BEGIN Listed records
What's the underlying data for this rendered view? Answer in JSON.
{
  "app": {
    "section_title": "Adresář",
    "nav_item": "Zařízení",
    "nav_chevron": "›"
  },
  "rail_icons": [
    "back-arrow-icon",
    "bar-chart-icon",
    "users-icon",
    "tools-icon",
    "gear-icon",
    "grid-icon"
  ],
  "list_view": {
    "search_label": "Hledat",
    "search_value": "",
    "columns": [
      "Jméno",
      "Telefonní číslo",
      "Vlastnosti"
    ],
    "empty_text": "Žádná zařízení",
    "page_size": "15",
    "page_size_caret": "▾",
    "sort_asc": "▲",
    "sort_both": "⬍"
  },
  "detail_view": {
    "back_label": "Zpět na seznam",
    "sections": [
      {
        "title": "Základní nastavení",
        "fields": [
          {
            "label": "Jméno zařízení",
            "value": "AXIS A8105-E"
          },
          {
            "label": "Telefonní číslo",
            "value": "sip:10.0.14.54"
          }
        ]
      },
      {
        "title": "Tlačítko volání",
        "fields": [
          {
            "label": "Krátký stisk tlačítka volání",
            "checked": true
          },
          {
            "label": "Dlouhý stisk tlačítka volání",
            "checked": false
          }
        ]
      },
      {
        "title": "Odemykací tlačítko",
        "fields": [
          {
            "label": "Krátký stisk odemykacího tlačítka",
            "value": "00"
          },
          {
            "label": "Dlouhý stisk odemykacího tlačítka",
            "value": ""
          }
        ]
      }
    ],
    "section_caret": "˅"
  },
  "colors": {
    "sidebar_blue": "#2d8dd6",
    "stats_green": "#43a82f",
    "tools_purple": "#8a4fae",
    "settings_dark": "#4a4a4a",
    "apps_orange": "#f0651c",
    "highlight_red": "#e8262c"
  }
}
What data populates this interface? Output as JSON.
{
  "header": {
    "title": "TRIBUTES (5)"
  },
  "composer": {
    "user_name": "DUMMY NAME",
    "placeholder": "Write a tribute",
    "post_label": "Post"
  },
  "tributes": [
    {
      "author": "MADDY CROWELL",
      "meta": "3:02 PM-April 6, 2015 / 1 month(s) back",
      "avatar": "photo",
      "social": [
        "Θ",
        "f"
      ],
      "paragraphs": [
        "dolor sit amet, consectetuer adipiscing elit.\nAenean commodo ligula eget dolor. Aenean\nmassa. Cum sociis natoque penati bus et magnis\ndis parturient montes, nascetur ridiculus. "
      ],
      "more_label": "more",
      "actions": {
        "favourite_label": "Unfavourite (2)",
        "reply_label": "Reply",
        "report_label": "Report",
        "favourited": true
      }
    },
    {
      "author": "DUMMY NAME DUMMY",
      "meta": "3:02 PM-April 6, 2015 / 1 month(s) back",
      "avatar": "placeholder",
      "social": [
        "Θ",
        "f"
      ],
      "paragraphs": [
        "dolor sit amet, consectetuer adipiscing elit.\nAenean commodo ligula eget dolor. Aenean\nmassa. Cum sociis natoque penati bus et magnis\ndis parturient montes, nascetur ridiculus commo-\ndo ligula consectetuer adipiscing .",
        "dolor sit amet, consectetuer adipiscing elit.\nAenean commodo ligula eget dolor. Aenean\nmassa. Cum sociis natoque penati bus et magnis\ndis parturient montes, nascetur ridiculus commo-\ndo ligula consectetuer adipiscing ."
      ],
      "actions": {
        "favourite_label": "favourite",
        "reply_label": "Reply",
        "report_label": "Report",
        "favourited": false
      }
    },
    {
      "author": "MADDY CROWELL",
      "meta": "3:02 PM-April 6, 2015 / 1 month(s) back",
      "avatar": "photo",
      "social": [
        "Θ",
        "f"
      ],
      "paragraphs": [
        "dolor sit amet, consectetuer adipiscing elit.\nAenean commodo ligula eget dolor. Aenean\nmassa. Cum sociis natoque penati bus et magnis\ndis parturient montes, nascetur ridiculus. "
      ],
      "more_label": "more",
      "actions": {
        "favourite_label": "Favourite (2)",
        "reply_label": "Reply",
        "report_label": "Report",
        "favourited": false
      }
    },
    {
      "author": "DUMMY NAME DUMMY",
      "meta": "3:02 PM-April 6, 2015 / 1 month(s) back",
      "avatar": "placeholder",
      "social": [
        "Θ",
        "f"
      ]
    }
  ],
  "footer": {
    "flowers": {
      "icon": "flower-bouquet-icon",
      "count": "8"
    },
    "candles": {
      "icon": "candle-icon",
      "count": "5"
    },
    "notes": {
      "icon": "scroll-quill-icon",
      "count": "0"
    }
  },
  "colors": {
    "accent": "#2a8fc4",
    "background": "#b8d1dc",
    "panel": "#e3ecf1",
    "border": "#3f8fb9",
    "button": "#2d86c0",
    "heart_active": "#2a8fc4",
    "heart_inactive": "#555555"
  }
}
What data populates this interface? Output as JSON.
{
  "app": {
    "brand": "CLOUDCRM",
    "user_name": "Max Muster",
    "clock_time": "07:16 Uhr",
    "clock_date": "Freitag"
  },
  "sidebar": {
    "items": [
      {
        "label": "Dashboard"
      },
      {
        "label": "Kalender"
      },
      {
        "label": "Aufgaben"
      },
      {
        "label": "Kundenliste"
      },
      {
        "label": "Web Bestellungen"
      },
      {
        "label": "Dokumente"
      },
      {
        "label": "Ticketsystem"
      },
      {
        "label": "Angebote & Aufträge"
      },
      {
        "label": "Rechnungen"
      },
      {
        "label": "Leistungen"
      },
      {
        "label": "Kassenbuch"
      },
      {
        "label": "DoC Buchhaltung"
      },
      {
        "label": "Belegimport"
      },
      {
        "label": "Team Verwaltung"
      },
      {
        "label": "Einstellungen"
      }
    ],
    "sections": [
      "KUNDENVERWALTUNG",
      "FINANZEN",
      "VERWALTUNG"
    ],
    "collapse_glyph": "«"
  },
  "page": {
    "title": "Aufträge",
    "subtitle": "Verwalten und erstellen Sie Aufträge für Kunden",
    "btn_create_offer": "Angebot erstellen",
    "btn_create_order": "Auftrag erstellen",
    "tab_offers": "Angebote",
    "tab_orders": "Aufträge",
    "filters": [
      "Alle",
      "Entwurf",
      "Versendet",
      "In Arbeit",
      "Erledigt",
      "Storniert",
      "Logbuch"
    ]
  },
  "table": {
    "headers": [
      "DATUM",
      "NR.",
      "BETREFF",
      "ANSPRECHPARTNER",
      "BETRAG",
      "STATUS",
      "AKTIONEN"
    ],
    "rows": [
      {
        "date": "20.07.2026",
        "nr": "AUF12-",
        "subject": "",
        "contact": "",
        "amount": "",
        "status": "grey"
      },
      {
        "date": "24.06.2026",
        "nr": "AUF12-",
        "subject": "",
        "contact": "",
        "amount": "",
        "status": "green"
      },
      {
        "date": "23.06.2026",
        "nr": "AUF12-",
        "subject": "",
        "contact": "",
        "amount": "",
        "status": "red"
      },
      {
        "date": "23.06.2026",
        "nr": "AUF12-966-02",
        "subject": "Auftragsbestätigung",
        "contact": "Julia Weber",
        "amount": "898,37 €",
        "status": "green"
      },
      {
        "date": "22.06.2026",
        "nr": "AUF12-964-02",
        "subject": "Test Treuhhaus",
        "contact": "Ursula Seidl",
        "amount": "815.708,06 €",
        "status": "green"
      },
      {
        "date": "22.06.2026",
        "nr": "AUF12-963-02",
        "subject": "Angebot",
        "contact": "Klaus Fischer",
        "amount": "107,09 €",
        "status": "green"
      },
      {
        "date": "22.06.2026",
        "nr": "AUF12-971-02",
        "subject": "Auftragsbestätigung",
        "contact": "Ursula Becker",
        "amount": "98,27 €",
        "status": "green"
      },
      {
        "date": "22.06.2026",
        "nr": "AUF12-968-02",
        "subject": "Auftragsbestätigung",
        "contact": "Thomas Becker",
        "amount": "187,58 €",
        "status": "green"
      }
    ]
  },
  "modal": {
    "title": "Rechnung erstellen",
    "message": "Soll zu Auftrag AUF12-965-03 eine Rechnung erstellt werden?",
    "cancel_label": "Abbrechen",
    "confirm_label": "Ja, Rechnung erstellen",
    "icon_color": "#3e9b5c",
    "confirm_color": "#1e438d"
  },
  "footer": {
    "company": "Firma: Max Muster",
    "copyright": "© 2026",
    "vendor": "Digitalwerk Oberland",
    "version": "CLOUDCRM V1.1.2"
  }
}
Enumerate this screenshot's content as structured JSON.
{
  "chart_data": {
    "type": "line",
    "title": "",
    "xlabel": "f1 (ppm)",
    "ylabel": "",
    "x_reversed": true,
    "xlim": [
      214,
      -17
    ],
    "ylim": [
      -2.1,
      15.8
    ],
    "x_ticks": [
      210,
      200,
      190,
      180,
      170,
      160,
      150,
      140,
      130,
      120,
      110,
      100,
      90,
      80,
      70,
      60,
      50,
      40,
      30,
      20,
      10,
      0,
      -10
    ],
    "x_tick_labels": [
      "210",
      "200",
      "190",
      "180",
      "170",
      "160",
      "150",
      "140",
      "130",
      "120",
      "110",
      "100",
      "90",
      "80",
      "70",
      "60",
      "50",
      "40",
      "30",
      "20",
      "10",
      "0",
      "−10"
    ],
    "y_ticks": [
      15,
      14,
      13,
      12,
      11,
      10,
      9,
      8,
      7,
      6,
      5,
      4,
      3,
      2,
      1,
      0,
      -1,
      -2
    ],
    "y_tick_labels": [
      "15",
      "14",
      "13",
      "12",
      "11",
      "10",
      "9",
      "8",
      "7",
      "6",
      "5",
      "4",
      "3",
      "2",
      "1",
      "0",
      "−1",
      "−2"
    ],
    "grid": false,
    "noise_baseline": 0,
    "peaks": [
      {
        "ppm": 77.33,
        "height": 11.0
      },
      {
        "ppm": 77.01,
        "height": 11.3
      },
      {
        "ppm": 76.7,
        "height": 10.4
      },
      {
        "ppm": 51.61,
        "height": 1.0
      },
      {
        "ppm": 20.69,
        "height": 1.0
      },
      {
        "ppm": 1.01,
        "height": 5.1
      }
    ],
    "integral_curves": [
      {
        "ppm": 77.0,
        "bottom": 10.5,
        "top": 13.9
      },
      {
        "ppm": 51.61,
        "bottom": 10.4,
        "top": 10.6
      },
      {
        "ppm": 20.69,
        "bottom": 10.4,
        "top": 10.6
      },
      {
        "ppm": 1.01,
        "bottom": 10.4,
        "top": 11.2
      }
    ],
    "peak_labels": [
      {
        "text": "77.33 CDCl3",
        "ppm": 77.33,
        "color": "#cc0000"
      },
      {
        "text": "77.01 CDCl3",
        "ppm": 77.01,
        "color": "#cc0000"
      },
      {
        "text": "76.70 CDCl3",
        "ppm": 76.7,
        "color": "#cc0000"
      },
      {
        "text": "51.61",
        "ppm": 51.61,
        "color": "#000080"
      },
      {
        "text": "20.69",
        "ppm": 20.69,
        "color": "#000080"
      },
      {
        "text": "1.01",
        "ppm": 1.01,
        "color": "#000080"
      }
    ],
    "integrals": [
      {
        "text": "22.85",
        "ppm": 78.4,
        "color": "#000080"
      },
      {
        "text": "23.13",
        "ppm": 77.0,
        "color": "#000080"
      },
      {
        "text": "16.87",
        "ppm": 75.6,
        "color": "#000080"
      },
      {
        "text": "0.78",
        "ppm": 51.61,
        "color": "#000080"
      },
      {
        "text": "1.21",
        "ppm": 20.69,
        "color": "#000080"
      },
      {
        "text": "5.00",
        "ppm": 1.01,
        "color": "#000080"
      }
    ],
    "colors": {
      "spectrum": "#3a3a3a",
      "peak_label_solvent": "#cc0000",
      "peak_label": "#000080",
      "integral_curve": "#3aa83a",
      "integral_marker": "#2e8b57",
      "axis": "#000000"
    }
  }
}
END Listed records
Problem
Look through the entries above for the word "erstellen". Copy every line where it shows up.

Solution below
    "subtitle": "Verwalten und erstellen Sie Aufträge für Kunden",
    "btn_create_offer": "Angebot erstellen",
    "btn_create_order": "Auftrag erstellen",
    "title": "Rechnung erstellen",
    "confirm_label": "Ja, Rechnung erstellen",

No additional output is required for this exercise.